Verbatim copy, images omitted: return the full listing.

=== Begin Enclosure ===

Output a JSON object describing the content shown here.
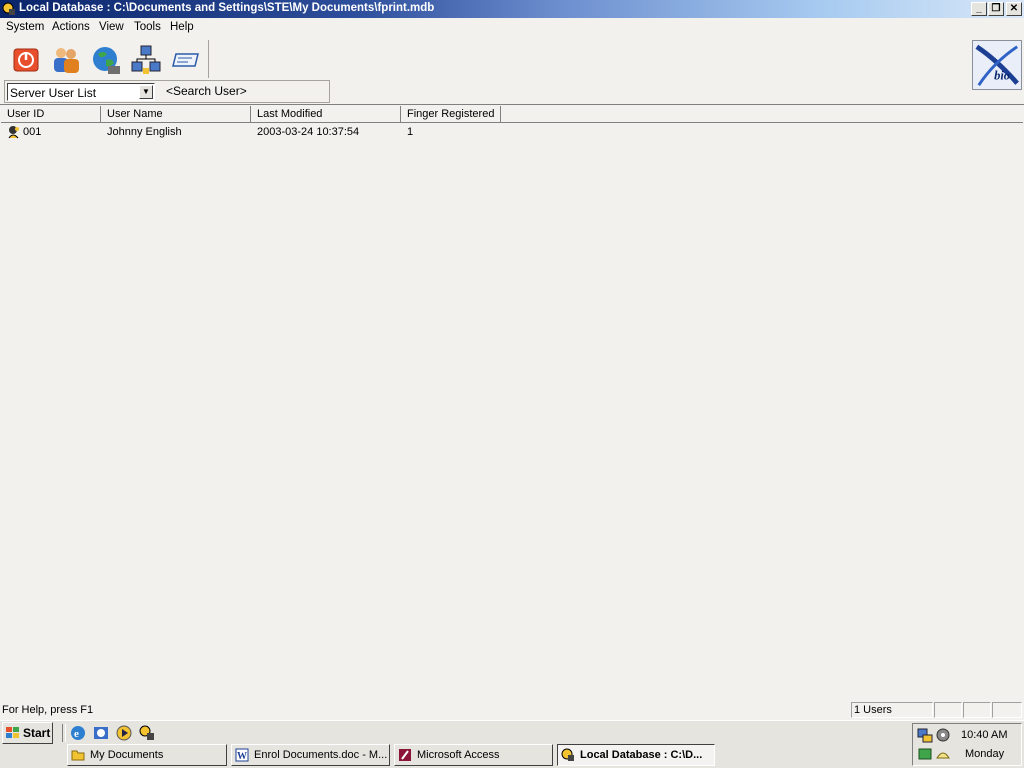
{
  "window": {
    "title": "Local Database : C:\\Documents and Settings\\STE\\My Documents\\fprint.mdb",
    "caption_buttons": [
      "minimize",
      "restore",
      "close"
    ]
  },
  "menu": {
    "items": [
      "System",
      "Actions",
      "View",
      "Tools",
      "Help"
    ]
  },
  "toolbar": {
    "buttons": [
      "power-icon",
      "users-icon",
      "globe-icon",
      "network-icon",
      "card-reader-icon"
    ],
    "logo_text": "bio"
  },
  "filter": {
    "selected": "Server User List",
    "search_placeholder": "<Search User>"
  },
  "list": {
    "columns": [
      "User ID",
      "User Name",
      "Last Modified",
      "Finger Registered"
    ],
    "rows": [
      {
        "user_id": "001",
        "user_name": "Johnny English",
        "last_modified": "2003-03-24 10:37:54",
        "finger_registered": "1"
      }
    ]
  },
  "statusbar": {
    "help_text": "For Help, press F1",
    "users_count": "1 Users"
  },
  "taskbar": {
    "start_label": "Start",
    "quick_launch": [
      "ie-icon",
      "outlook-icon",
      "media-player-icon",
      "app-icon"
    ],
    "tasks": [
      {
        "label": "My Documents",
        "icon": "folder-icon",
        "active": false
      },
      {
        "label": "Enrol Documents.doc - M...",
        "icon": "word-icon",
        "active": false
      },
      {
        "label": "Microsoft Access",
        "icon": "access-icon",
        "active": false
      },
      {
        "label": "Local Database : C:\\D...",
        "icon": "fingerprint-app-icon",
        "active": true
      }
    ],
    "clock": "10:40 AM",
    "day": "Monday"
  },
  "colors": {
    "title_active": "#0a246a",
    "face": "#f2f1ee"
  }
}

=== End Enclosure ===

**OUTPUT OF THE TASK**
Output a JSON object describing the content shown here.
{
  "window": {
    "title": "Local Database : C:\\Documents and Settings\\STE\\My Documents\\fprint.mdb",
    "caption_buttons": [
      "minimize",
      "restore",
      "close"
    ]
  },
  "menu": {
    "items": [
      "System",
      "Actions",
      "View",
      "Tools",
      "Help"
    ]
  },
  "toolbar": {
    "buttons": [
      "power-icon",
      "users-icon",
      "globe-icon",
      "network-icon",
      "card-reader-icon"
    ],
    "logo_text": "bio"
  },
  "filter": {
    "selected": "Server User List",
    "search_placeholder": "<Search User>"
  },
  "list": {
    "columns": [
      "User ID",
      "User Name",
      "Last Modified",
      "Finger Registered"
    ],
    "rows": [
      {
        "user_id": "001",
        "user_name": "Johnny English",
        "last_modified": "2003-03-24 10:37:54",
        "finger_registered": "1"
      }
    ]
  },
  "statusbar": {
    "help_text": "For Help, press F1",
    "users_count": "1 Users"
  },
  "taskbar": {
    "start_label": "Start",
    "quick_launch": [
      "ie-icon",
      "outlook-icon",
      "media-player-icon",
      "app-icon"
    ],
    "tasks": [
      {
        "label": "My Documents",
        "icon": "folder-icon",
        "active": false
      },
      {
        "label": "Enrol Documents.doc - M...",
        "icon": "word-icon",
        "active": false
      },
      {
        "label": "Microsoft Access",
        "icon": "access-icon",
        "active": false
      },
      {
        "label": "Local Database : C:\\D...",
        "icon": "fingerprint-app-icon",
        "active": true
      }
    ],
    "clock": "10:40 AM",
    "day": "Monday"
  },
  "colors": {
    "title_active": "#0a246a",
    "face": "#f2f1ee"
  }
}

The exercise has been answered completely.